Large-scale wind farms and solar power plants are springing up everywhere one looks. That’s good for the climate, but small-scale farmers and the poor are becoming the pawns of hard-nosed business interests around the world.
On 31 May 2012, after a press conference entitled “Figures, Dates, and Facts about the June 2012 Rio Summit: A Green Economy – Silver Bullet or Wolf in Sheep’s Clothing?”, Barbara Unmüßig, a long time environmentalist and co-president of the Heinrich Böll Foundation, spoke with the online news website Schattenblick.
Climate policy active NGOs and movements are fragmented and characterized by heterogeneous interests. Cleavages exist in important issues and the choice of strategies. A discussion of complementary strategies and division of labor is an urgent need.
Worldwide, the inexorable growth of the tourism sector with its high demand for land and other resources has reignited the debate about the environmental impact of tourism. Given the number of natural attractions in Lebanon on the one hand and the fact that its tourism development is only beginning anew on the other hand, it offers a rare opportunity to sufficiently consider, at least in theory, the interrelations of climate change and tourism from the onset.
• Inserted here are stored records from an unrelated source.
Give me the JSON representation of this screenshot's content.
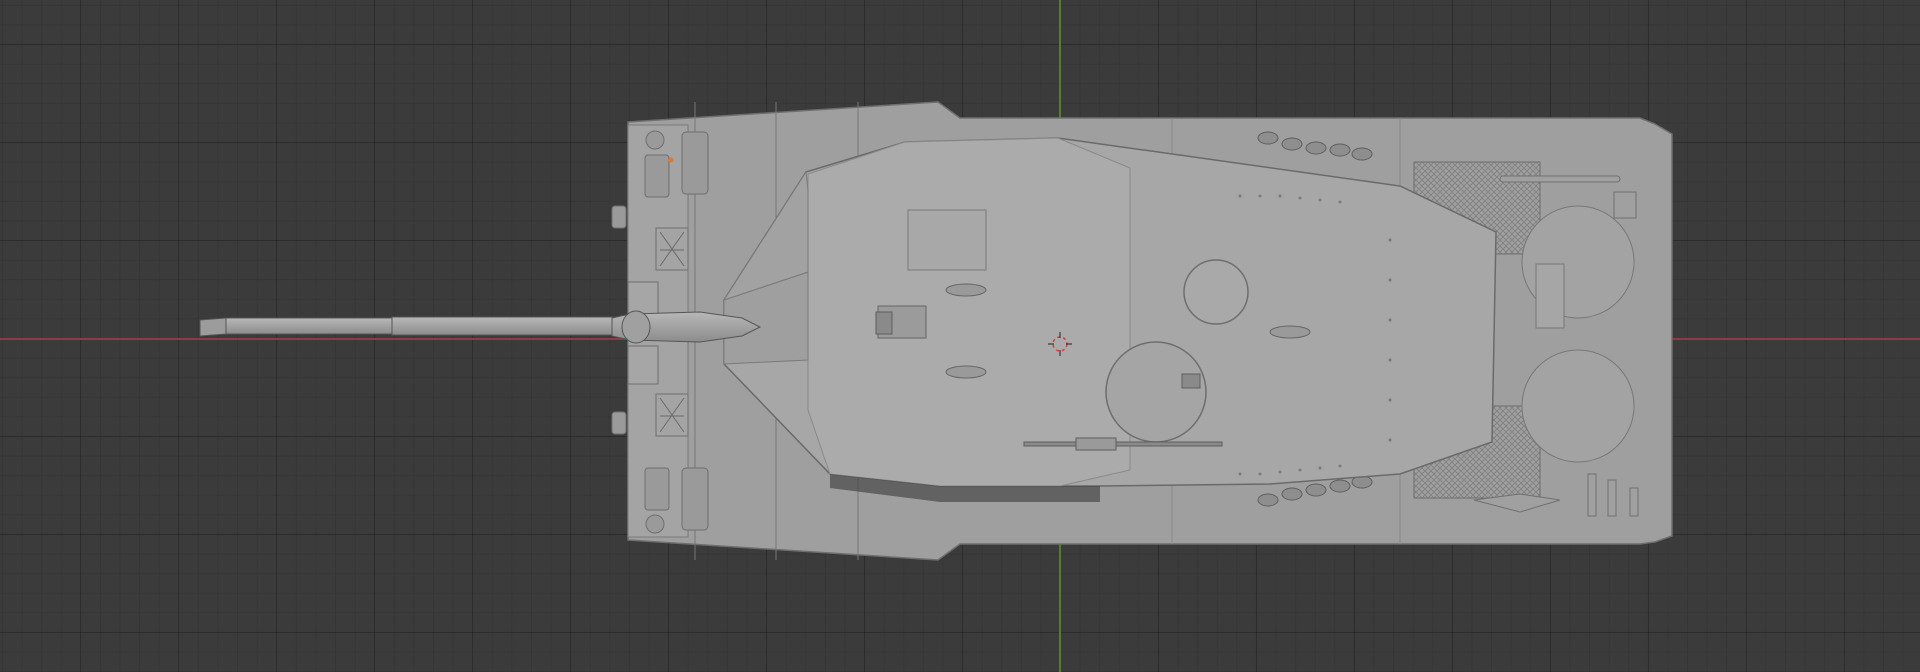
{
  "viewport": {
    "mode": "top-orthographic",
    "object": "tank",
    "grid": true,
    "colors": {
      "background": "#3b3b3b",
      "x_axis": "#8a3d46",
      "y_axis": "#5a7a2c",
      "model": "#a7a7a7",
      "origin": "#e07a2a"
    }
  }
}
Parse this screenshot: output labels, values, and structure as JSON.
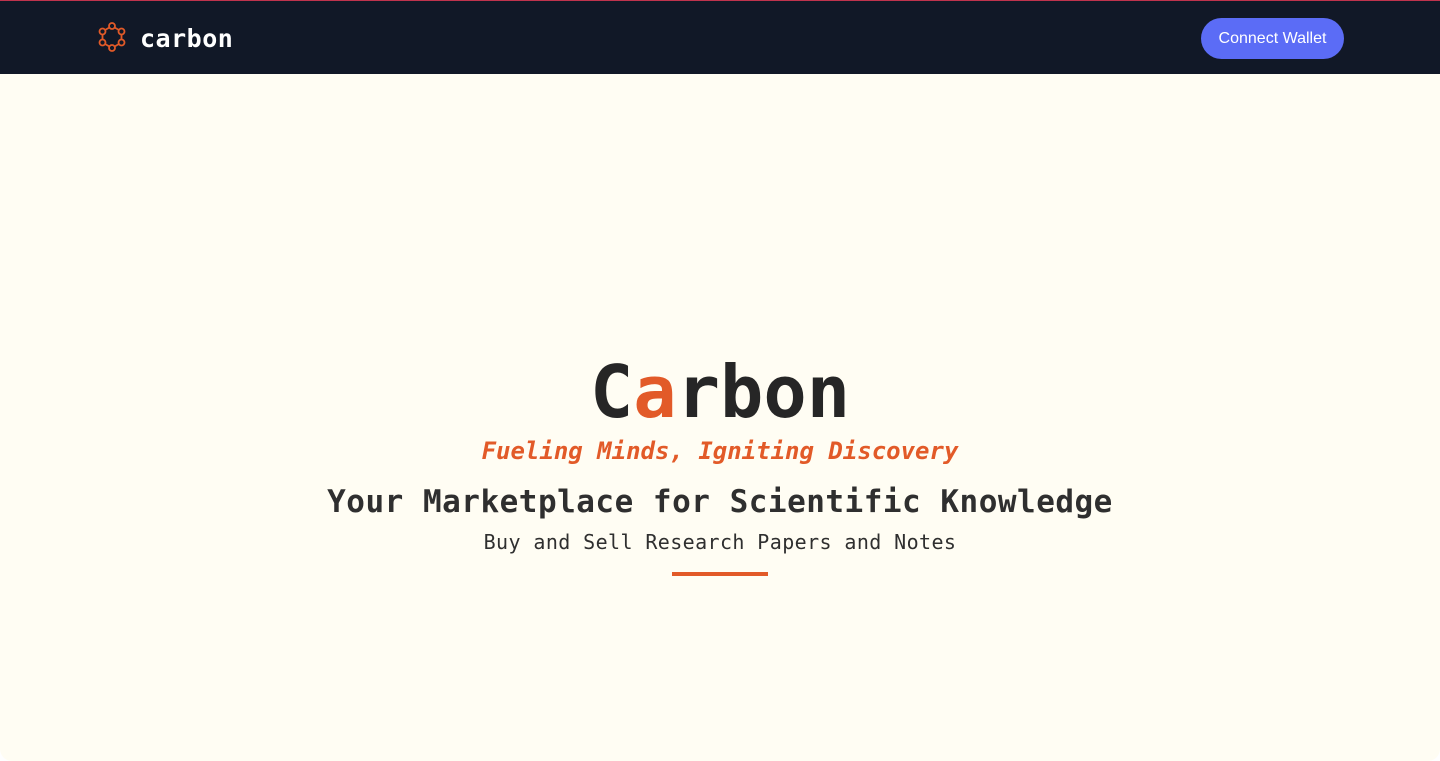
{
  "navbar": {
    "brand_name": "carbon",
    "brand_icon": "molecule-icon",
    "connect_label": "Connect Wallet"
  },
  "hero": {
    "title_start": "C",
    "title_accent": "a",
    "title_end": "rbon",
    "tagline": "Fueling Minds, Igniting Discovery",
    "headline": "Your Marketplace for Scientific Knowledge",
    "subheadline": "Buy and Sell Research Papers and Notes"
  },
  "colors": {
    "navbar_bg": "#111827",
    "page_bg": "#fffdf3",
    "accent": "#e25a28",
    "button_bg": "#5b6cf6",
    "text": "#262626"
  }
}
Years of drought have affected the eastern and northeastern regions of Syria, which are also known as the Syrian “peninsula” or “jazira”, which is considered the (agricultural) backbone of the country, the drought has led to a significant reduction in agricultural production in this area and consequently a decline in the national economy. One of the major consequences of the drought is that it has driven the majority of the population from this area towards the interior governorates in Syria where people have gone in search of a livelihood and shelter. This internal migration has also produced many humanitarian, social and health problems.
While a number of countries slid into recession during the year 2008, Lebanon witnessed spectacular economic growth rates. Most of the growth is, however, due to the recent boom in the construction sector. Not only is this development over-heated, it is also largely taking place without any planning, or the implementation of state or communal regulations.